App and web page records
○ ○ ○ ○

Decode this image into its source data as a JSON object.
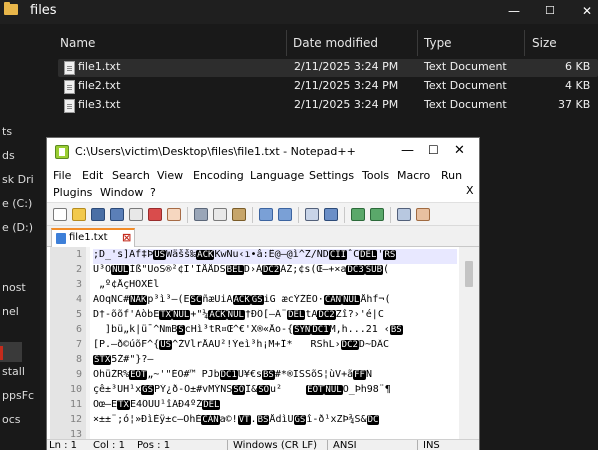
{
  "explorer": {
    "title": "files",
    "window_controls": {
      "minimize": "—",
      "maximize": "☐",
      "close": "✕"
    },
    "nav_items": [
      "ts",
      "ds",
      "sk Dri",
      "e (C:)",
      "e (D:)",
      "nost",
      "nel",
      "",
      "stall",
      "ppsFc",
      "ocs"
    ],
    "columns": {
      "name": "Name",
      "date": "Date modified",
      "type": "Type",
      "size": "Size"
    },
    "files": [
      {
        "name": "file1.txt",
        "date": "2/11/2025 3:24 PM",
        "type": "Text Document",
        "size": "6 KB"
      },
      {
        "name": "file2.txt",
        "date": "2/11/2025 3:24 PM",
        "type": "Text Document",
        "size": "4 KB"
      },
      {
        "name": "file3.txt",
        "date": "2/11/2025 3:24 PM",
        "type": "Text Document",
        "size": "37 KB"
      }
    ]
  },
  "notepad": {
    "title": "C:\\Users\\victim\\Desktop\\files\\file1.txt - Notepad++",
    "window_controls": {
      "minimize": "—",
      "maximize": "☐",
      "close": "✕"
    },
    "menu_row1": [
      "File",
      "Edit",
      "Search",
      "View",
      "Encoding",
      "Language",
      "Settings",
      "Tools",
      "Macro",
      "Run"
    ],
    "menu_row2": [
      "Plugins",
      "Window",
      "?"
    ],
    "menu_close": "X",
    "toolbar_icons": [
      "new-file",
      "open-file",
      "save",
      "save-all",
      "close",
      "close-all",
      "print",
      "cut",
      "copy",
      "paste",
      "undo",
      "redo",
      "find",
      "replace",
      "zoom-in",
      "zoom-out",
      "sync-scroll",
      "word-wrap"
    ],
    "tab": {
      "label": "file1.txt",
      "close": "⊠"
    },
    "line_numbers": [
      "1",
      "2",
      "3",
      "4",
      "5",
      "6",
      "7",
      "8",
      "9",
      "10",
      "11",
      "12",
      "13"
    ],
    "lines": [
      [
        {
          "t": ";D_'s]Af‡Þ"
        },
        {
          "c": "US"
        },
        {
          "t": "Wäšš‰"
        },
        {
          "c": "ACK"
        },
        {
          "t": "KwNu‹ı•â:Ê@—@ì^Z/ÑD"
        },
        {
          "c": "CII"
        },
        {
          "t": "ˆC"
        },
        {
          "c": "DEL"
        },
        {
          "t": "'"
        },
        {
          "c": "RS"
        }
      ],
      [
        {
          "t": "U³O"
        },
        {
          "c": "NUL"
        },
        {
          "t": "Ìß\"UoS®²¢I'ÎÅÅDŠ"
        },
        {
          "c": "BEL"
        },
        {
          "t": "D›À"
        },
        {
          "c": "DC2"
        },
        {
          "t": "ÀŽ;¢s(Œ—+×a"
        },
        {
          "c": "DC3"
        },
        {
          "c": "SUB"
        },
        {
          "t": "("
        }
      ],
      [
        {
          "t": " „º¢ÅçHÕXÈl"
        }
      ],
      [
        {
          "t": "ÄOqNC#"
        },
        {
          "c": "NAK"
        },
        {
          "t": "p³ì³–(E"
        },
        {
          "c": "SC"
        },
        {
          "t": "ñæÜiA"
        },
        {
          "c": "ACK"
        },
        {
          "c": "GS"
        },
        {
          "t": "iG æcÝŽÉÓ·"
        },
        {
          "c": "CAN"
        },
        {
          "c": "NUL"
        },
        {
          "t": "Åhf¬("
        }
      ],
      [
        {
          "t": "D†-õõf'ÀòbE"
        },
        {
          "c": "TX"
        },
        {
          "c": "NUL"
        },
        {
          "t": "+\"¼"
        },
        {
          "c": "ACK"
        },
        {
          "c": "NUL"
        },
        {
          "t": "†ÐÕ[–Ã¨"
        },
        {
          "c": "DEL"
        },
        {
          "t": "tÄ"
        },
        {
          "c": "DC2"
        },
        {
          "t": "Zî?›'é|C"
        }
      ],
      [
        {
          "t": "  ]bü„k|ü¯^ÑmB"
        },
        {
          "c": "S"
        },
        {
          "t": "cHì³tR¤Œ^€'X®«Åo-{"
        },
        {
          "c": "SYN"
        },
        {
          "c": "DC1"
        },
        {
          "t": "M,h...21 ‹"
        },
        {
          "c": "BS"
        }
      ],
      [
        {
          "t": "[P.—ð©úõF^{"
        },
        {
          "c": "US"
        },
        {
          "t": "^ŽVlrÅÄÜ²!Ýeì³h¡M+Î*   RS"
        },
        {
          "t": "hL›"
        },
        {
          "c": "DC2"
        },
        {
          "t": "D~DÂC"
        }
      ],
      [
        {
          "c": "STX"
        },
        {
          "t": "5Ž#\"}?–"
        }
      ],
      [
        {
          "t": "ÖhüŽR%"
        },
        {
          "c": "EOT"
        },
        {
          "t": "„~'\"ÉÖ#™ PJb"
        },
        {
          "c": "DC1"
        },
        {
          "t": "Ü¥€s"
        },
        {
          "c": "BS"
        },
        {
          "t": "#*®ÏŠSõŠ¦ùV+ã"
        },
        {
          "c": "FF"
        },
        {
          "t": "Ñ"
        }
      ],
      [
        {
          "t": "çê±³ÙH¹x"
        },
        {
          "c": "GS"
        },
        {
          "t": "PÝ¿ð-Õ±#vMÝÑS"
        },
        {
          "c": "SO"
        },
        {
          "t": "Î&"
        },
        {
          "c": "SO"
        },
        {
          "t": "u²    "
        },
        {
          "c": "EOT"
        },
        {
          "c": "NUL"
        },
        {
          "t": "O_Þh98¨¶"
        }
      ],
      [
        {
          "t": "Óœ—E"
        },
        {
          "c": "TX"
        },
        {
          "t": "E4ÕÛÙ¹îÃÐ4ºŽ"
        },
        {
          "c": "DEL"
        }
      ],
      [
        {
          "t": "×±±¨;ó¦»ÐìÈÿ±c–ÓhÈ"
        },
        {
          "c": "CAN"
        },
        {
          "t": "a©!"
        },
        {
          "c": "VT"
        },
        {
          "t": "."
        },
        {
          "c": "BS"
        },
        {
          "t": "ÅdìU"
        },
        {
          "c": "GS"
        },
        {
          "t": "î-ð¹xZÞ¾Š&"
        },
        {
          "c": "DC"
        }
      ],
      [
        {
          "t": ""
        }
      ]
    ],
    "status": {
      "length": "Ln : 1",
      "col": "Col : 1",
      "pos": "Pos : 1",
      "eol": "Windows (CR LF)",
      "encoding": "ANSI",
      "mode": "INS"
    }
  }
}
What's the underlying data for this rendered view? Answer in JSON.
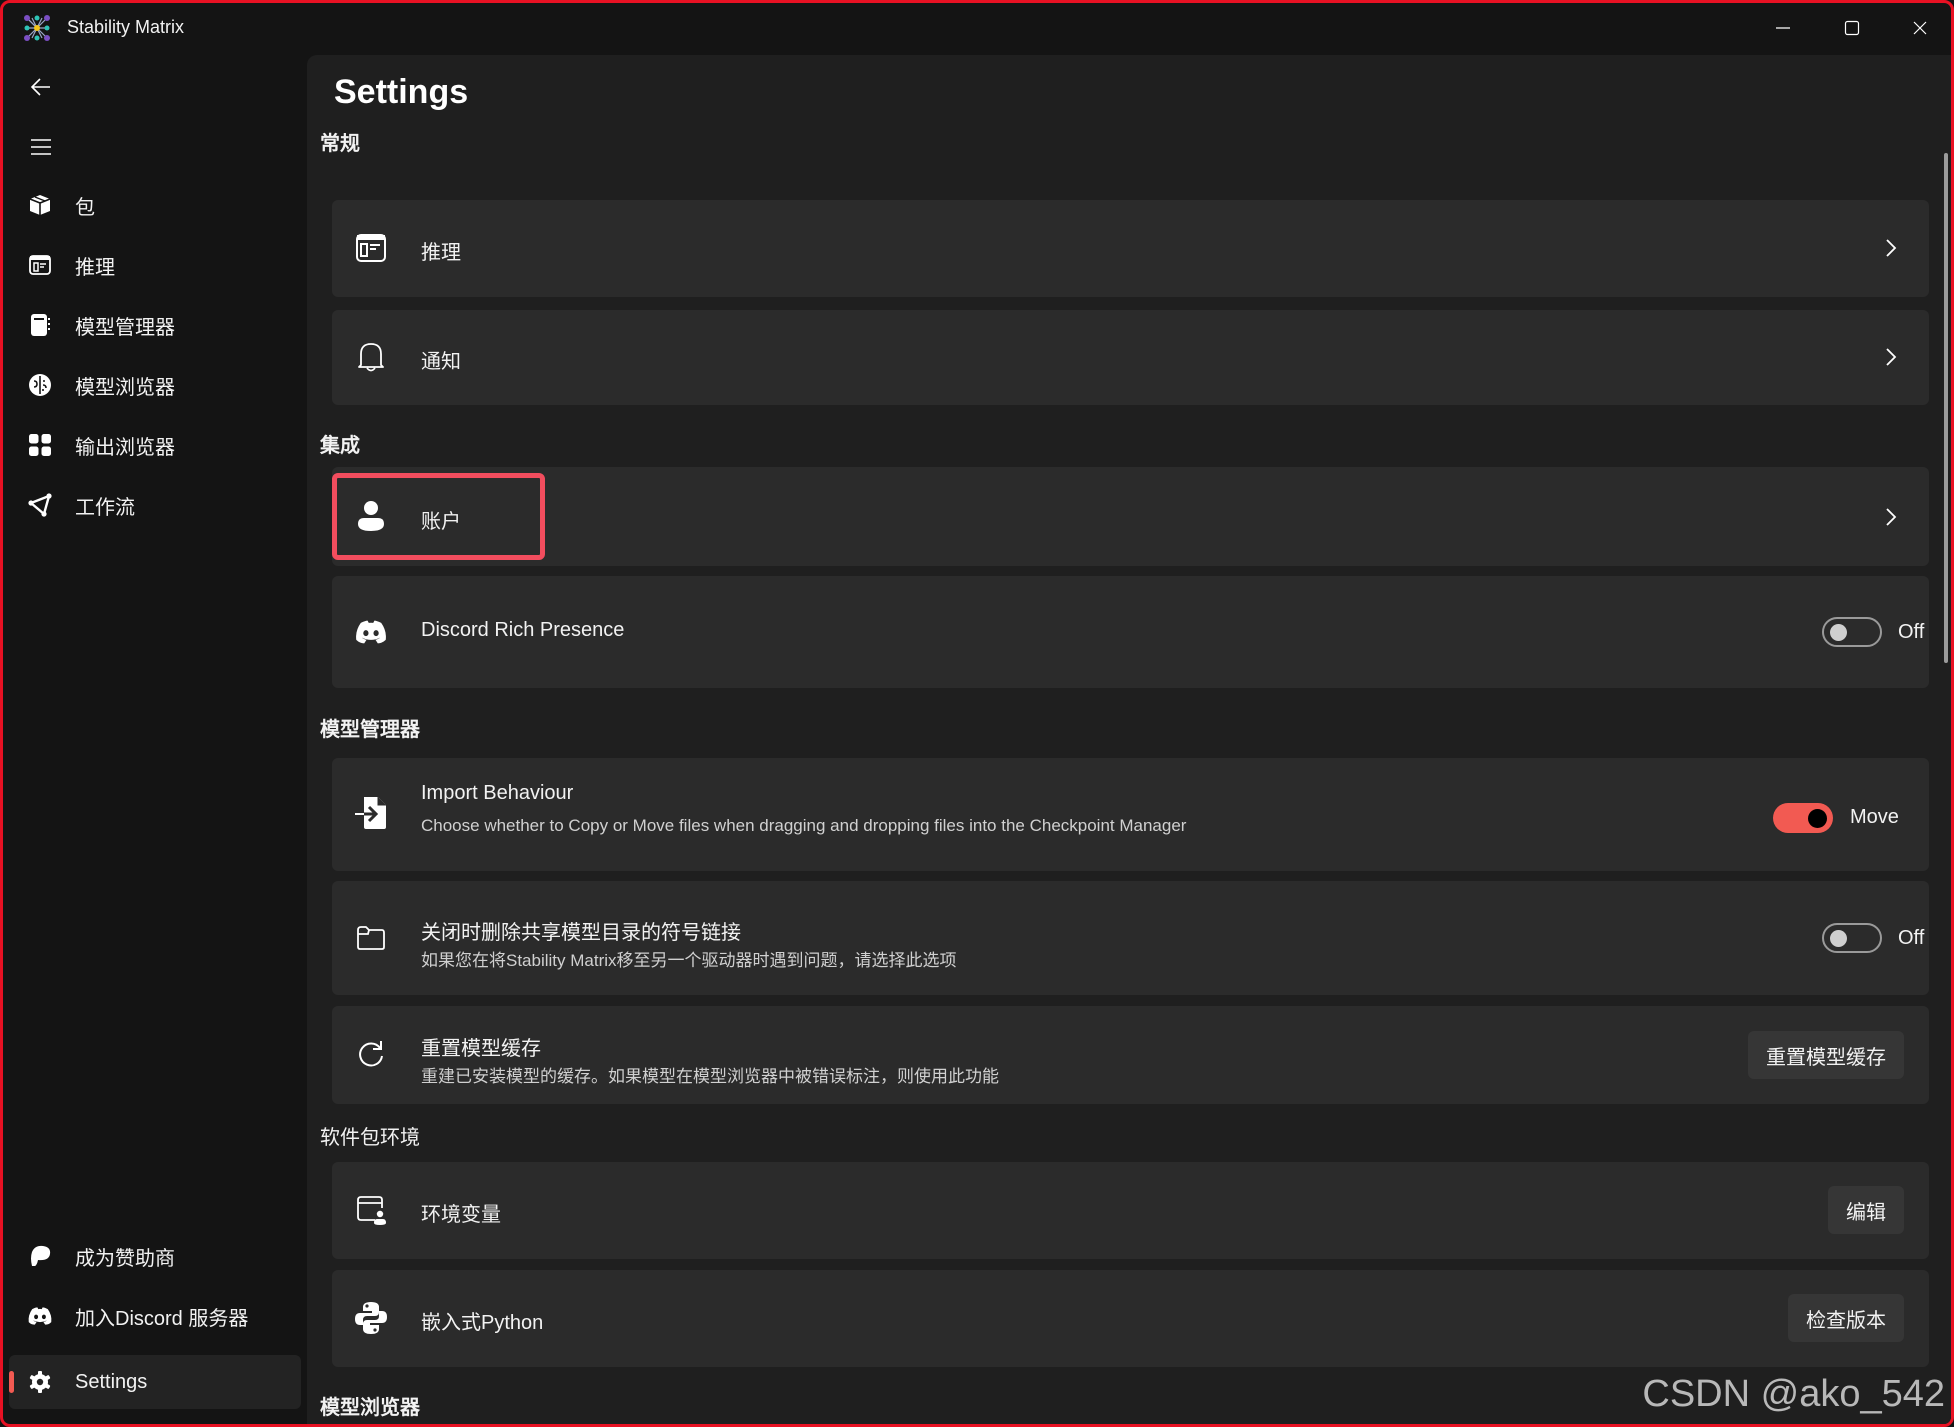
{
  "window": {
    "title": "Stability Matrix",
    "controls": {
      "minimize": "minimize",
      "maximize": "maximize",
      "close": "close"
    }
  },
  "sidebar": {
    "back_icon": "arrow-left-icon",
    "menu_icon": "hamburger-icon",
    "items": [
      {
        "label": "包",
        "icon": "box-icon"
      },
      {
        "label": "推理",
        "icon": "inference-window-icon"
      },
      {
        "label": "模型管理器",
        "icon": "notebook-icon"
      },
      {
        "label": "模型浏览器",
        "icon": "brain-icon"
      },
      {
        "label": "输出浏览器",
        "icon": "grid-icon"
      },
      {
        "label": "工作流",
        "icon": "workflow-icon"
      }
    ],
    "footer_items": [
      {
        "label": "成为赞助商",
        "icon": "patreon-icon"
      },
      {
        "label": "加入Discord 服务器",
        "icon": "discord-icon"
      },
      {
        "label": "Settings",
        "icon": "gear-icon",
        "selected": true
      }
    ],
    "accent_color": "#f25a52"
  },
  "page": {
    "title": "Settings",
    "sections": [
      {
        "header": "常规",
        "cards": [
          {
            "title": "推理",
            "icon": "inference-window-icon",
            "action": "chevron"
          },
          {
            "title": "通知",
            "icon": "bell-icon",
            "action": "chevron"
          }
        ]
      },
      {
        "header": "集成",
        "cards": [
          {
            "title": "账户",
            "icon": "person-icon",
            "action": "chevron",
            "highlighted": true
          },
          {
            "title": "Discord Rich Presence",
            "icon": "discord-icon",
            "action": "toggle",
            "toggle_on": false,
            "toggle_label": "Off"
          }
        ]
      },
      {
        "header": "模型管理器",
        "cards": [
          {
            "title": "Import Behaviour",
            "description": "Choose whether to Copy or Move files when dragging and dropping files into the Checkpoint Manager",
            "icon": "import-file-icon",
            "action": "toggle",
            "toggle_on": true,
            "toggle_label": "Move"
          },
          {
            "title": "关闭时删除共享模型目录的符号链接",
            "description": "如果您在将Stability Matrix移至另一个驱动器时遇到问题，请选择此选项",
            "icon": "folder-icon",
            "action": "toggle",
            "toggle_on": false,
            "toggle_label": "Off"
          },
          {
            "title": "重置模型缓存",
            "description": "重建已安装模型的缓存。如果模型在模型浏览器中被错误标注，则使用此功能",
            "icon": "refresh-icon",
            "action": "button",
            "button_label": "重置模型缓存"
          }
        ]
      },
      {
        "header": "软件包环境",
        "cards": [
          {
            "title": "环境变量",
            "icon": "window-person-icon",
            "action": "button",
            "button_label": "编辑"
          },
          {
            "title": "嵌入式Python",
            "icon": "python-icon",
            "action": "button",
            "button_label": "检查版本"
          }
        ]
      },
      {
        "header": "模型浏览器"
      }
    ]
  },
  "watermark": "CSDN @ako_542",
  "colors": {
    "toggle_on": "#f25a52",
    "highlight_box": "#f24d5e",
    "window_border": "#e81123"
  }
}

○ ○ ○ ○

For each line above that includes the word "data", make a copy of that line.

Decode this image into its source data as a JSON object.
What's the underlying data for this rendered view? Answer in JSON.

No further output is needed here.